The story is mostly confined to the house, and with the attempted poisoning of Louisa and the bizarre murder on Emily Hatter (a mandoline as weapon) hapening in quick succession (in terms of pages), The Tragedy of Y has a strange, pressing and somewhat creepy atmosphere. The Hatter home has quite the number of strange secrets and weird revelations hidden for the reader, one of them for example York Hatter's laboratory inside the house, which will prove to be of importance to the case in more ways than one. Now I think about it, a lot of the clues in this book are used in multiple ways (and not just "This points to X, and now you can throw this hint away"). Heh. Clue recycling. Anyway, The Tragedy of Y feels unreal, like a play, and that's why Drury Lane fits wonderfully in this story, because the whole case is just nuts. And that's why I like about it. For a very long time, nothing makes sense in this novel. And it's unsettling.
Louisa, as a blind, deaf and dumb person, is a very interesting character in this story. She is actually witness to the murder of her mother, but because of her special condition, her testimony has to rely on very different senses than the ones we usually associate with "witness". It's again an element that makes The Tragedy of Y feel bizarre and it is very effective.
In terms of mystery plot, The Tragedy of Y covers familiar ground: as in most Queen novels, figuring out the murderer is very well possible by applying logical reasoning based on the clues provided. As often in Queen novels, clues take the form of physical objects, though the deduction based on them can be about all kinds of things (for example, 'the state of an object', or 'who could've used the object' etc.). The Tragedy of Y can be a bit trickier than The Tragedy of X though; The Tragedy of X is fairly straightforward in its reasoning, but The Tragedy of Y is, as I said earlier, a bit nuts, and it is a lot more difficult to reconstruct the whole chain fo reasoning Drury Lane presents by yourself.
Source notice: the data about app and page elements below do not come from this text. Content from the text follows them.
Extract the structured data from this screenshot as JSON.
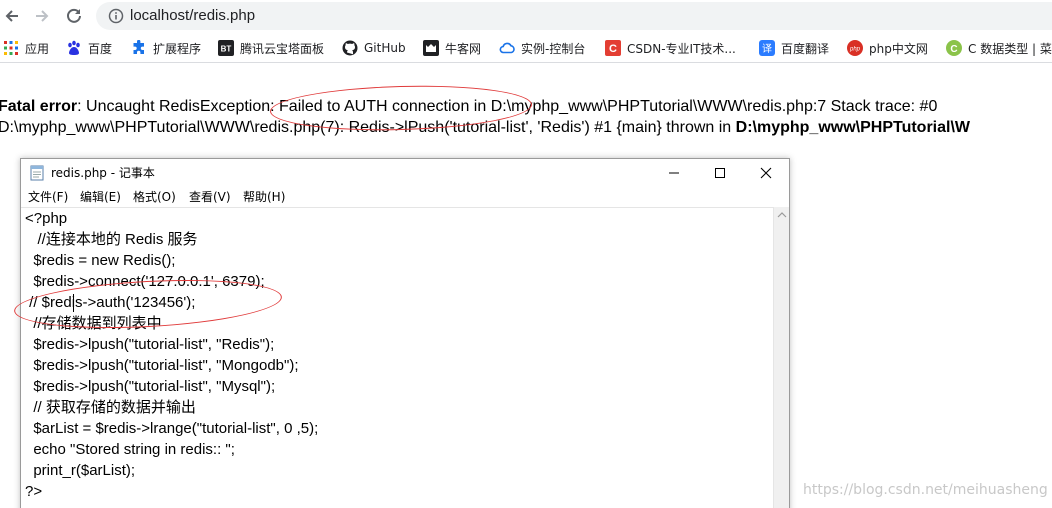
{
  "browser": {
    "url": "localhost/redis.php",
    "bookmarks": [
      {
        "label": "应用",
        "icon": "apps-grid-icon",
        "color": "#d93025"
      },
      {
        "label": "百度",
        "icon": "baidu-paw-icon",
        "color": "#2932e1"
      },
      {
        "label": "扩展程序",
        "icon": "puzzle-icon",
        "color": "#1a73e8"
      },
      {
        "label": "腾讯云宝塔面板",
        "icon": "bt-icon",
        "color": "#202124"
      },
      {
        "label": "GitHub",
        "icon": "github-icon",
        "color": "#202124"
      },
      {
        "label": "牛客网",
        "icon": "nowcoder-icon",
        "color": "#202124"
      },
      {
        "label": "实例-控制台",
        "icon": "cloud-icon",
        "color": "#1a73e8"
      },
      {
        "label": "CSDN-专业IT技术...",
        "icon": "csdn-icon",
        "color": "#e33e33"
      },
      {
        "label": "百度翻译",
        "icon": "translate-icon",
        "color": "#2b7cff"
      },
      {
        "label": "php中文网",
        "icon": "php-icon",
        "color": "#d93025"
      },
      {
        "label": "C 数据类型 | 菜",
        "icon": "runoob-icon",
        "color": "#8bc34a"
      }
    ]
  },
  "error": {
    "label": "Fatal error",
    "line1_rest": ": Uncaught RedisException: Failed to AUTH connection in D:\\myphp_www\\PHPTutorial\\WWW\\redis.php:7 Stack trace: #0",
    "line2_pre": "D:\\myphp_www\\PHPTutorial\\WWW\\redis.php(7): Redis->lPush('tutorial-list', 'Redis') #1 {main} thrown in ",
    "line2_bold": "D:\\myphp_www\\PHPTutorial\\W"
  },
  "notepad": {
    "title": "redis.php - 记事本",
    "menu": [
      "文件(F)",
      "编辑(E)",
      "格式(O)",
      "查看(V)",
      "帮助(H)"
    ],
    "lines": [
      "<?php",
      "   //连接本地的 Redis 服务",
      "  $redis = new Redis();",
      "  $redis->connect('127.0.0.1', 6379);",
      " // $redis->auth('123456');",
      "  //存储数据到列表中",
      "  $redis->lpush(\"tutorial-list\", \"Redis\");",
      "  $redis->lpush(\"tutorial-list\", \"Mongodb\");",
      "  $redis->lpush(\"tutorial-list\", \"Mysql\");",
      "  // 获取存储的数据并输出",
      "  $arList = $redis->lrange(\"tutorial-list\", 0 ,5);",
      "  echo \"Stored string in redis:: \";",
      "  print_r($arList);",
      "?>"
    ]
  },
  "watermark": "https://blog.csdn.net/meihuasheng",
  "colors": {
    "annotation": "#e03a3a",
    "omnibox": "#f1f3f4"
  }
}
In fact, there is one point in the chain that asks of some inspiration if you want to figure it out yourself, and that is not usually the case in Queen-like deductions. Also, at a certain point "a significant clue" is discovered by Drury Lane, which basically explains all, even though the story continues for a little while, as if it's still a mystery. It's a bit of a shame, because while the solution is shocking, it's as if the story forget they just showed you a clue that basically told you everything. That said though, the initial chain of reasoning that led Drury Lane to the murderer is still good, and The Tragedy of Y also has one of my favorite clues of all time (people who have read the book, can probably guess what it is).
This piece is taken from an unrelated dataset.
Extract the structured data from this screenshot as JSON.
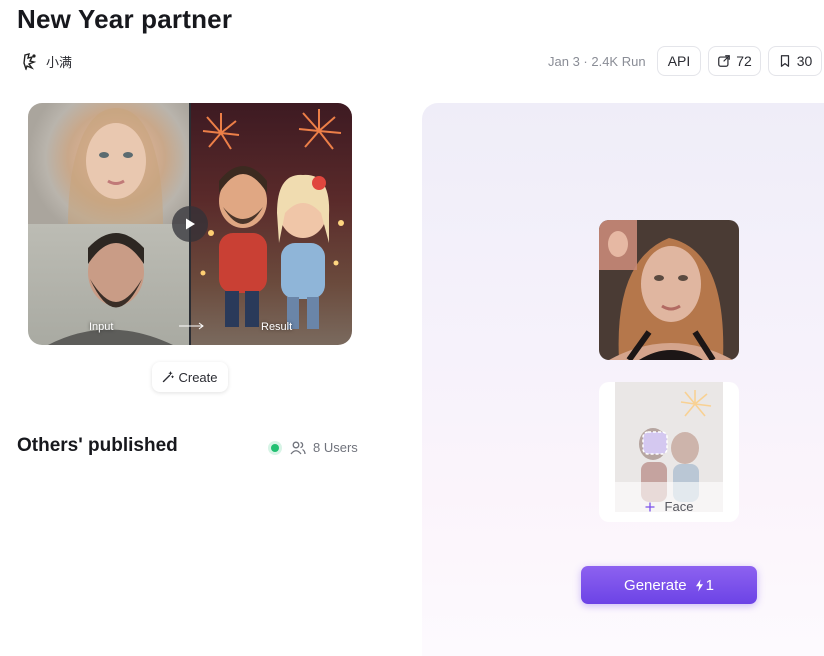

And this is another thing for those who have read the book: I actually have a Korean version of The Tragedy of Y. The cover of it is almost too brilliant, as it....err, makes one certain character very very suspicious. I recommend you to only click this link if you already read The Tragedy of Y, but I think most will agree this cover might not've been the best choice.
As an experiment in deduction, The Tragedy of Y is not as neat as The Tragedy of X, even if it's still amazing for most standards. But it's the wacky and bizarre setting and characters that make this a favorite of mine and definitely the first Drury Lane novel I'd recommend anyone to read.